Robert Tornabene retired as Bureau Chief with over 27 years of law enforcement experience. He has worked for the Niles (Illinois) Police Department and Forest Park (Illinois) Police Department. His law enforcement experience includes public information, community policing, school resource officer and training.
Robert holds a bachelor’s in science degree in criminal justice and is a graduate of Northwestern University’s School of Police Staff and Command. He oversaw and coordinated all department training, including active shooter training for local government buildings, businesses and the public. He supervised the Support Services Bureau at the Niles Police Department, which included records, community service officer, crime prevention bureau and traffic unit. Robert is CIT trained and was instrumental in bringing in the “We Are Not Alone” program to his department for officer mental health.

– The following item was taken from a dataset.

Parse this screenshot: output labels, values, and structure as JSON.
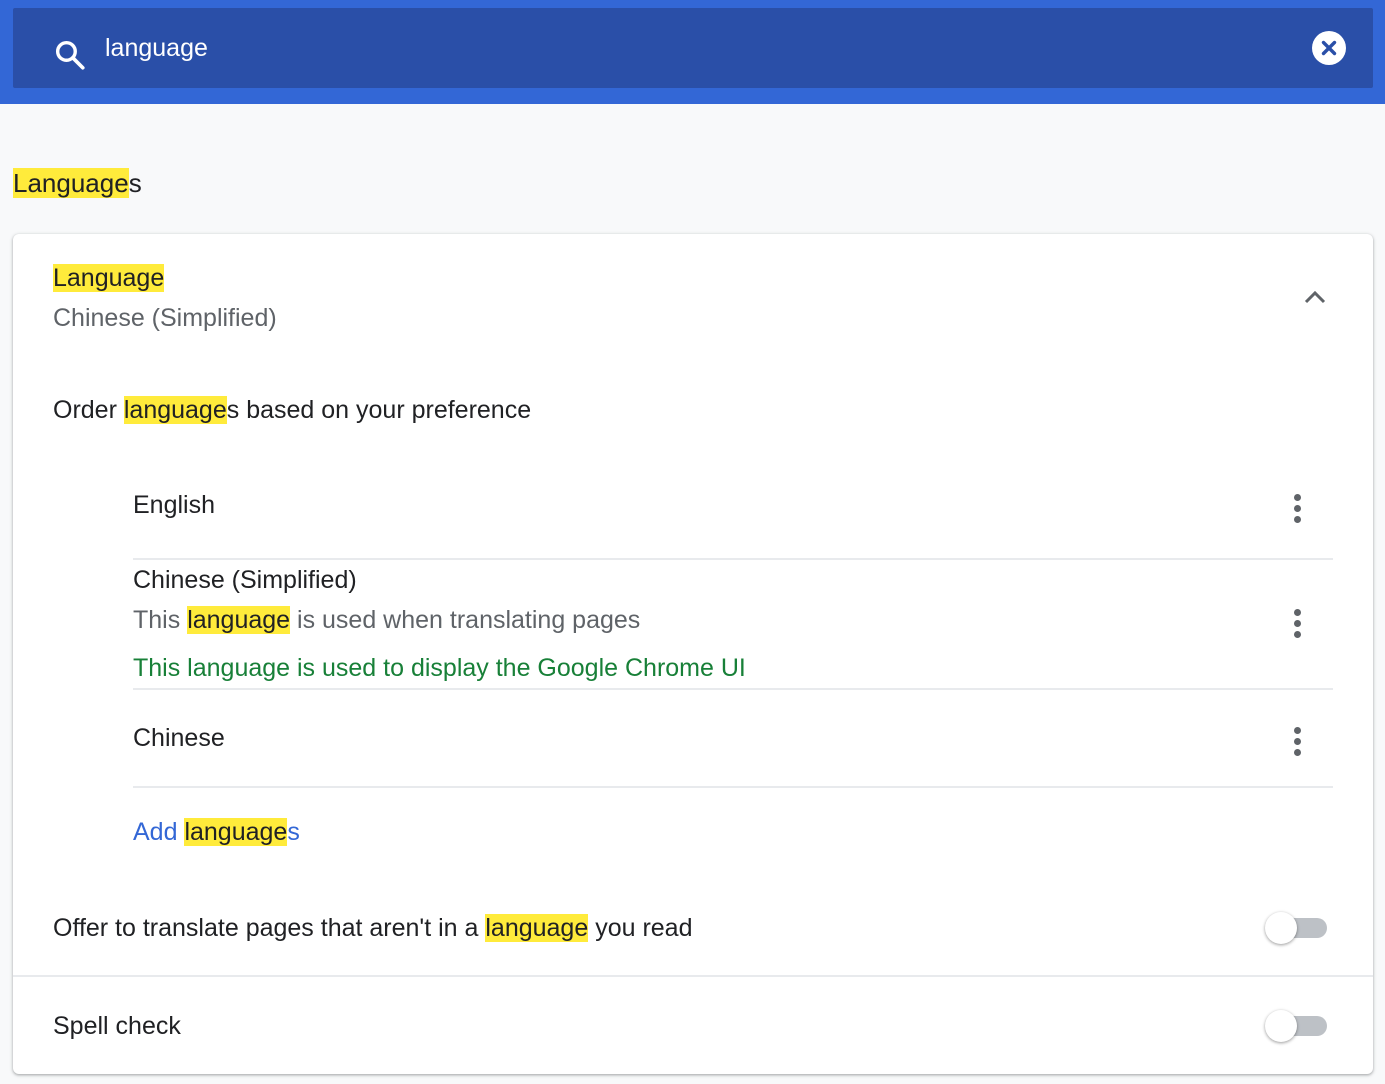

He retired in May 2020 and is currently working on his master’s degree.